Data records for software interfaces =>
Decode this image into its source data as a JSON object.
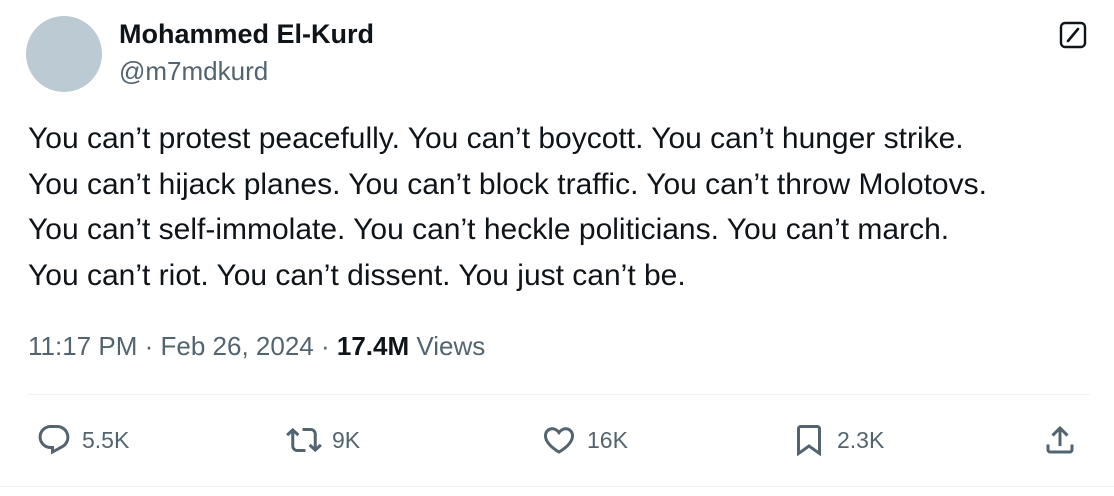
{
  "author": {
    "display_name": "Mohammed El-Kurd",
    "handle": "@m7mdkurd"
  },
  "tweet": {
    "lines": [
      "You can’t protest peacefully. You can’t boycott. You can’t hunger strike.",
      "You can’t hijack planes. You can’t block traffic. You can’t throw Molotovs.",
      "You can’t self-immolate. You can’t heckle politicians. You can’t march.",
      "You can’t riot. You can’t dissent. You just can’t be."
    ]
  },
  "meta": {
    "time": "11:17 PM",
    "separator": "·",
    "date": "Feb 26, 2024",
    "views_count": "17.4M",
    "views_label": "Views"
  },
  "actions": {
    "replies": "5.5K",
    "reposts": "9K",
    "likes": "16K",
    "bookmarks": "2.3K"
  },
  "icons": {
    "grok": "grok-icon",
    "reply": "reply-icon",
    "repost": "repost-icon",
    "like": "like-icon",
    "bookmark": "bookmark-icon",
    "share": "share-icon"
  },
  "colors": {
    "text_primary": "#0f1419",
    "text_secondary": "#536471",
    "avatar_placeholder": "#bccad4",
    "divider": "#eff3f4"
  }
}
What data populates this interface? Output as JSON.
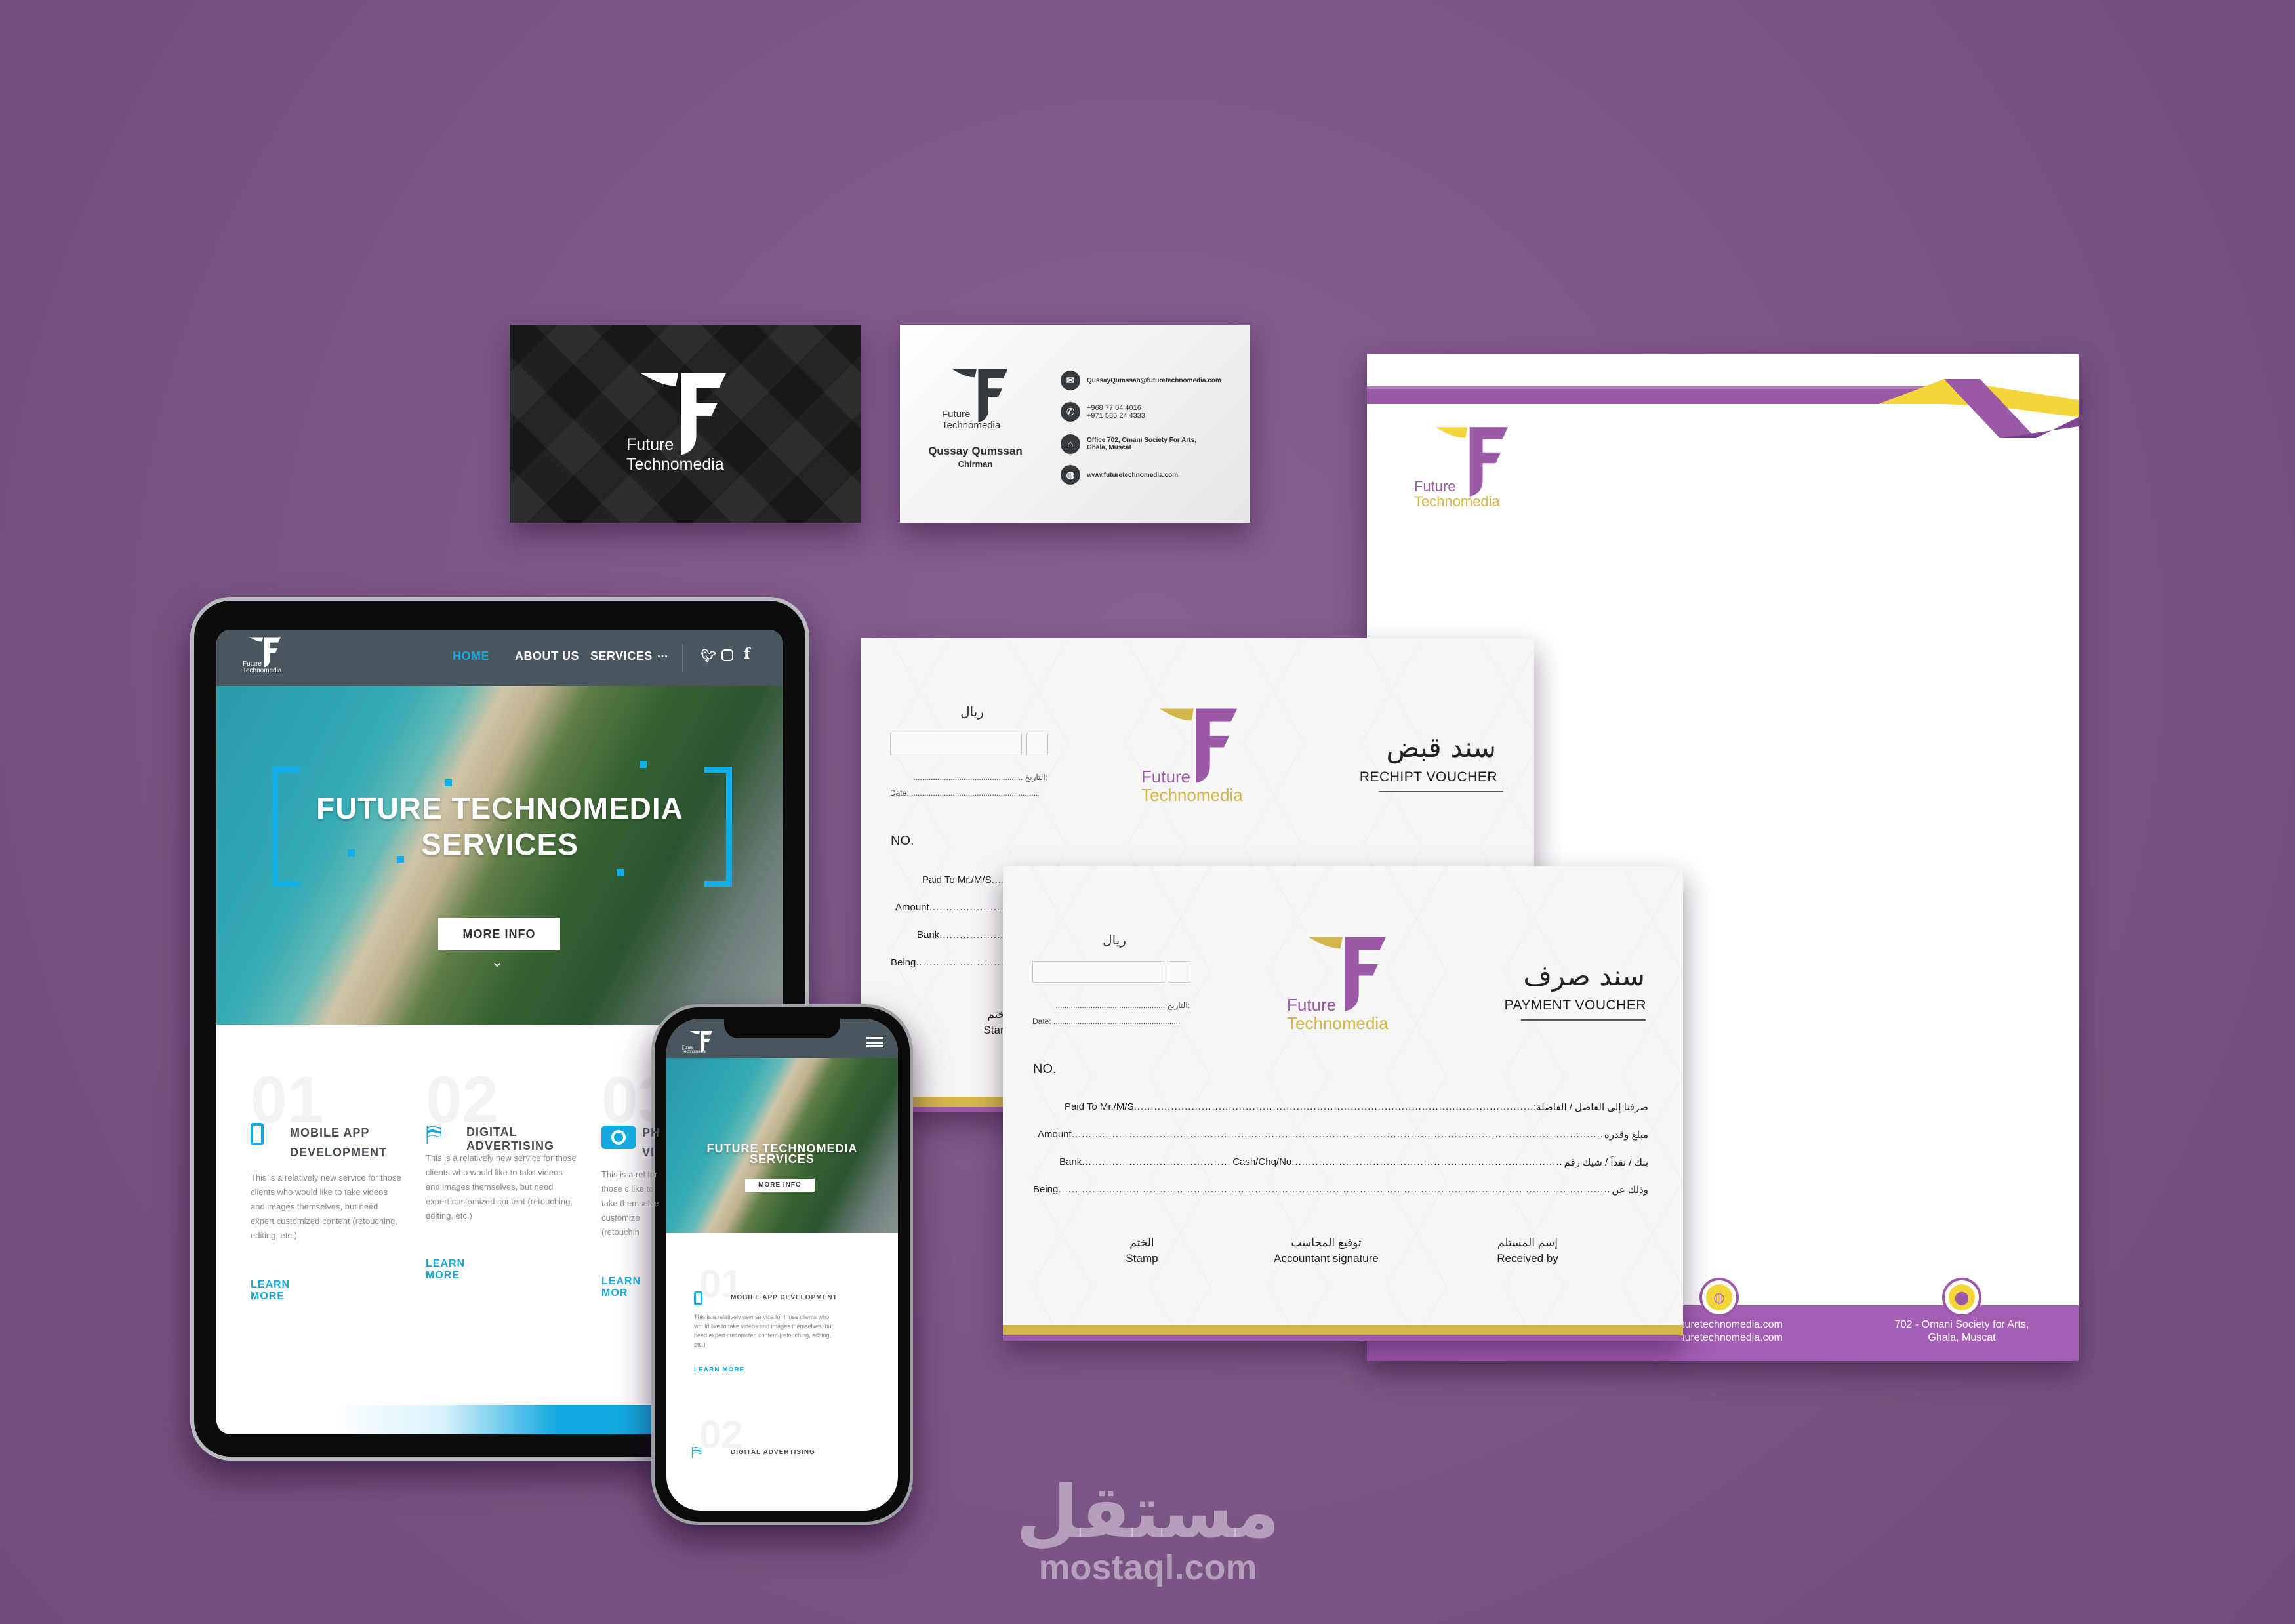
{
  "brand": {
    "line1": "Future",
    "line2": "Technomedia",
    "colors": {
      "purple": "#9b5aa8",
      "gold": "#d2b64c",
      "yellow": "#f5d63a",
      "dark": "#353a3e",
      "web_blue": "#14a9e0",
      "web_nav": "#4a565d"
    }
  },
  "business_card": {
    "name": "Qussay Qumssan",
    "title": "Chirman",
    "email": "QussayQumssan@futuretechnomedia.com",
    "phone1": "+968 77 04 4016",
    "phone2": "+971 585 24 4333",
    "address1": "Office 702, Omani Society For Arts,",
    "address2": "Ghala, Muscat",
    "website": "www.futuretechnomedia.com",
    "icons": [
      "envelope-icon",
      "phone-icon",
      "home-icon",
      "globe-icon"
    ]
  },
  "letterhead": {
    "footer_web1": "turetechnomedia.com",
    "footer_web2": "turetechnomedia.com",
    "footer_address1": "702 - Omani Society for Arts,",
    "footer_address2": "Ghala, Muscat",
    "icons": [
      "globe-icon",
      "location-pin-icon"
    ]
  },
  "receipt_voucher": {
    "title_ar": "سند قبض",
    "title_en": "RECHIPT VOUCHER",
    "currency": "ريال",
    "date_ar": "التاريخ:",
    "date_en": "Date:",
    "no": "NO.",
    "rows": [
      "Paid To Mr./M/S",
      "Amount",
      "Bank",
      "Being"
    ],
    "stamp_ar": "الختم",
    "stamp_en": "Stamp"
  },
  "payment_voucher": {
    "title_ar": "سند صرف",
    "title_en": "PAYMENT VOUCHER",
    "currency": "ريال",
    "date_ar": "التاريخ:",
    "date_en": "Date:",
    "no": "NO.",
    "rows": [
      {
        "en": "Paid To Mr./M/S",
        "ar": "صرفنا إلى الفاضل / الفاضلة:"
      },
      {
        "en": "Amount",
        "ar": "مبلغ وقدره"
      },
      {
        "en": "Bank",
        "mid": "Cash/Chq/No",
        "ar": "بنك / نقداً / شيك رقم"
      },
      {
        "en": "Being",
        "ar": "وذلك عن"
      }
    ],
    "signatures": [
      {
        "ar": "الختم",
        "en": "Stamp"
      },
      {
        "ar": "توقيع المحاسب",
        "en": "Accountant signature"
      },
      {
        "ar": "إسم المستلم",
        "en": "Received by"
      }
    ]
  },
  "website": {
    "nav": [
      "HOME",
      "ABOUT US",
      "SERVICES",
      "..."
    ],
    "active_nav": "HOME",
    "social_icons": [
      "twitter-icon",
      "instagram-icon",
      "facebook-icon"
    ],
    "hero_title1": "FUTURE TECHNOMEDIA",
    "hero_title2": "SERVICES",
    "more_info": "MORE INFO",
    "services": [
      {
        "num": "01",
        "icon": "mobile-phone-icon",
        "title1": "MOBILE APP",
        "title2": "DEVELOPMENT",
        "title": "MOBILE APP DEVELOPMENT",
        "body": "This is a relatively new service for those clients who would like to take videos and images themselves, but need expert customized content (retouching, editing, etc.)",
        "link": "LEARN MORE"
      },
      {
        "num": "02",
        "icon": "signpost-icon",
        "title": "DIGITAL ADVERTISING",
        "body": "This is a relatively new service for those clients who would like to take videos and images themselves, but need expert customized content (retouching, editing, etc.)",
        "link": "LEARN MORE"
      },
      {
        "num": "03",
        "icon": "camera-icon",
        "title1": "PH",
        "title2": "VI",
        "body": "This is a rel for those c like to take themselve customize (retouchin",
        "link": "LEARN MOR"
      }
    ]
  },
  "watermark": {
    "arabic": "مستقل",
    "latin": "mostaql.com"
  }
}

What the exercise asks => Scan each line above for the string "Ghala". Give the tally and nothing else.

Written reply => 2